Wal-Mart workers and union organizers say they'll hold strikes in more than 20 cities Wednesday in their campaign to raise wages. The job actions are timed in conjunction with Wal-Mart's annual shareholder meeting, which takes place Friday in Fayetteville, Ark., near the company's Bentonville headquarters. OUR Wal-mart, a group backed by the United Food and Commercial Workers Union, helped orchestrate a candlelight vigil Monday night outside the Phoenix home of Rob Walton, Wal-Mart's board chairman.
In one of his first public appearances as Wal-Mart's new CEO, Doug McMillon talked respectfully about its giant competitor Amazon.com, but explained why physical retail is here to stay. He also talked about how digital platforms and sales channels will become increasingly important to the retailer's business, including the need to improve its presence in digital media.

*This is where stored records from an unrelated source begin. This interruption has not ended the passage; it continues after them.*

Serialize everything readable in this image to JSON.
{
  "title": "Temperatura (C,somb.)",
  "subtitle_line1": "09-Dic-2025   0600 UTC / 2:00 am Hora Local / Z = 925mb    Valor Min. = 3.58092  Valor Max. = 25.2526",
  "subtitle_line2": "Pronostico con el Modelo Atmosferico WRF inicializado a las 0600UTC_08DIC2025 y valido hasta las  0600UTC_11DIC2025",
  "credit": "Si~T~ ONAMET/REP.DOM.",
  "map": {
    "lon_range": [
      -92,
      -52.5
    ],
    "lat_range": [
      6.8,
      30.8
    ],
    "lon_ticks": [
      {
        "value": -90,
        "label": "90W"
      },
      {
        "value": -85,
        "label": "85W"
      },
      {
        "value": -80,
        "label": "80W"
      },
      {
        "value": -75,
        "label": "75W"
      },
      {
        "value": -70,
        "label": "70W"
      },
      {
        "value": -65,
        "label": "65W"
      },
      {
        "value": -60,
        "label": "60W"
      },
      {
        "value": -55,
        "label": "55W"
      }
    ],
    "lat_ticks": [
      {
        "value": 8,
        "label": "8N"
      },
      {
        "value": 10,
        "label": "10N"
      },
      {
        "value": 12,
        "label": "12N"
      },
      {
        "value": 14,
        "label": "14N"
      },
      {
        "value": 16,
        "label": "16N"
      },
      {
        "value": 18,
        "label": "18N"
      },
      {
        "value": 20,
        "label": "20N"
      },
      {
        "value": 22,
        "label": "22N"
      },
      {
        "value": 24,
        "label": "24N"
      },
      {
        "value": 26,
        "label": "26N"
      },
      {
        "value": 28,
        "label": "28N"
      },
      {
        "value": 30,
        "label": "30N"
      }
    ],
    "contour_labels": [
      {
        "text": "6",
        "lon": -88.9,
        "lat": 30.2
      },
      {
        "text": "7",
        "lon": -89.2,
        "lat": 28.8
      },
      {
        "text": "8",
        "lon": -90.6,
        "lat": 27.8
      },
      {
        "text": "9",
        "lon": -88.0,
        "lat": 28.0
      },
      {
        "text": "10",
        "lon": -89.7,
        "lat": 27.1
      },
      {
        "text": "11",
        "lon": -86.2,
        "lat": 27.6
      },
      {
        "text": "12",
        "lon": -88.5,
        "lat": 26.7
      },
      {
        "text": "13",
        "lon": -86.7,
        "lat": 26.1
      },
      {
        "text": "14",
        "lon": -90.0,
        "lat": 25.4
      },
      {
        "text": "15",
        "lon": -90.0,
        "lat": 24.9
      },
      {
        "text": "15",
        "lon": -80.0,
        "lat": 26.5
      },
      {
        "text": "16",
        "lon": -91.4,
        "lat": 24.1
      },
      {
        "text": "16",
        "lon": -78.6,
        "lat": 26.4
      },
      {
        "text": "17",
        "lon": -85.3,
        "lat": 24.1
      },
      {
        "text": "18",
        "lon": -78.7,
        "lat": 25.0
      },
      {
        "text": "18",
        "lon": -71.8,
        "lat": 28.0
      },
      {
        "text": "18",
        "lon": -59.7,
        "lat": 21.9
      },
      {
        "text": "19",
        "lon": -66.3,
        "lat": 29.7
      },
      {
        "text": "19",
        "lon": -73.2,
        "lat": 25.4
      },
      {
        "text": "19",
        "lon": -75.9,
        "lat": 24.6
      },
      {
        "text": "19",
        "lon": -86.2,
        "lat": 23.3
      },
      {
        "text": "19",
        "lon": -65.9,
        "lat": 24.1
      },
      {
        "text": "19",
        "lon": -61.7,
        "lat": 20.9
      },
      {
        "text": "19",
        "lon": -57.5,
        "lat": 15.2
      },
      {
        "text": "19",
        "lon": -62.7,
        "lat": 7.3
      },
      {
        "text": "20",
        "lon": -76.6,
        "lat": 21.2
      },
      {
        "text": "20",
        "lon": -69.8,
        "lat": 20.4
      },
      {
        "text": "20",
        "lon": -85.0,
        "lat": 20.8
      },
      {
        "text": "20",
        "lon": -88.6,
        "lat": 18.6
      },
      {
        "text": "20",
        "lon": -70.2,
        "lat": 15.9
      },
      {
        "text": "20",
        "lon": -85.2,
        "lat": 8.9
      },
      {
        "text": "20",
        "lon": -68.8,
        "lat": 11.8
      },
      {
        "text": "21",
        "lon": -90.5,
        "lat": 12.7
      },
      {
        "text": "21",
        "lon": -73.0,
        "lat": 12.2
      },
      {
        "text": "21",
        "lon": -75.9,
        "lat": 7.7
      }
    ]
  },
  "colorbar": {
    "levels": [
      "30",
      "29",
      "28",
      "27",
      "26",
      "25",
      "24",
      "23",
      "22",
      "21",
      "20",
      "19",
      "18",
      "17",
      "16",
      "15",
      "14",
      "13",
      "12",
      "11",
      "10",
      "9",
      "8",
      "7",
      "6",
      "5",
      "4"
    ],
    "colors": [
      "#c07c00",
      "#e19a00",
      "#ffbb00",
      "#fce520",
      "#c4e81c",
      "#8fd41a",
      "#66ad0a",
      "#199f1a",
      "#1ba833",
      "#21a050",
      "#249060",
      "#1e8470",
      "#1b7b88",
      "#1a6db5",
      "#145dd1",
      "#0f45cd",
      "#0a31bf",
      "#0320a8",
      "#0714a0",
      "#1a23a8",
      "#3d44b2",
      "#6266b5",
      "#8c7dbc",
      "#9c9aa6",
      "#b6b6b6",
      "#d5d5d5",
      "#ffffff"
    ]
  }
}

After years of resisting pressure to ditch Abercrombie & Fitch's outdated strategy, Chief Executive Officer Mike Jeffries is relenting. Faulted by investors for a management style that alienated underlings and
CNBC's Courtney Reagan speaks with former Saks CEO Steve Sadove; former Toys"R"Us CEO Jerry Storch; former Bloomingdale's CEO Michael Gould; and former Sears Canada CEO Mark Cohen about the outlook for retail.
The first nonfamily member to lead L.L.Bean says he's planning to step down in 2016 after more than a decade as CEO. Chris McCormick, president and CEO, told employees in a memo that he's giving early notice so there can be a smooth transition. During his tenure, McCormick helped to transform the 102-year-old outdoors retailer from a catalog company into a multichannel retailer that does most of its business online. He's also sped up the opening of retail stores, with 19 stores now in operation and plans to open three more this year.
Jenna Lyons and the J.Crew design team as well as CEO Mickey Drexler are in Hong Kong to celebrate the opening of the brand's first store in the city-state, the first in Asia to have free-standing J.Crew stores. Below, I talk to Jenna about J.Crew and fashion, Lena Dunham and her role on "Girls," and why she refuses to join the social media craze.
Wal-Mart Stores Inc. said it wouldn't oppose an increase in the federal minimum wage, its most explicit comment yet on the controversial debate to move past the $7.25-an-hour minimum. "We're not opposed to minimum wage increase, unless it's directed exclusively at us," said Wal-Mart U.S. President Bill Simon, referring to an attempt by the District of Columbia city council to require big retailers to pay starting wages that are higher than Washington's minimum wage.
Google named a new leader for its computerized eyewear Glass unit as it gears up for more sales. Ivy Ross will start leading the internet-connected spectacles unit on May 19, according to a post on the company's website. She most recently was chief marketing officer at Art.com, following positions at Coach and Bausch & Lomb. "With your help, I look forward to answering the seemingly simple, but truly audacious questions Glass poses: Can technology be something that frees us up and keeps us in the moment, rather than taking us out of it?" she wrote on the company's website.
A week after Gawker published an anonymous rant from a Target corporate employee that further revealed the extent to which the retailer's massive data breach has affected both employee and customer morale, the retailer's Chief Marketing Officer Jeff Jones responded with a LinkedIn post titled "The Truth Hurts." In the letter, which Gawker says was emailed to the website by a current midlevel employee at Target headquarters in Minneapolis, the employee writes about Target's unproductive staffing strategy that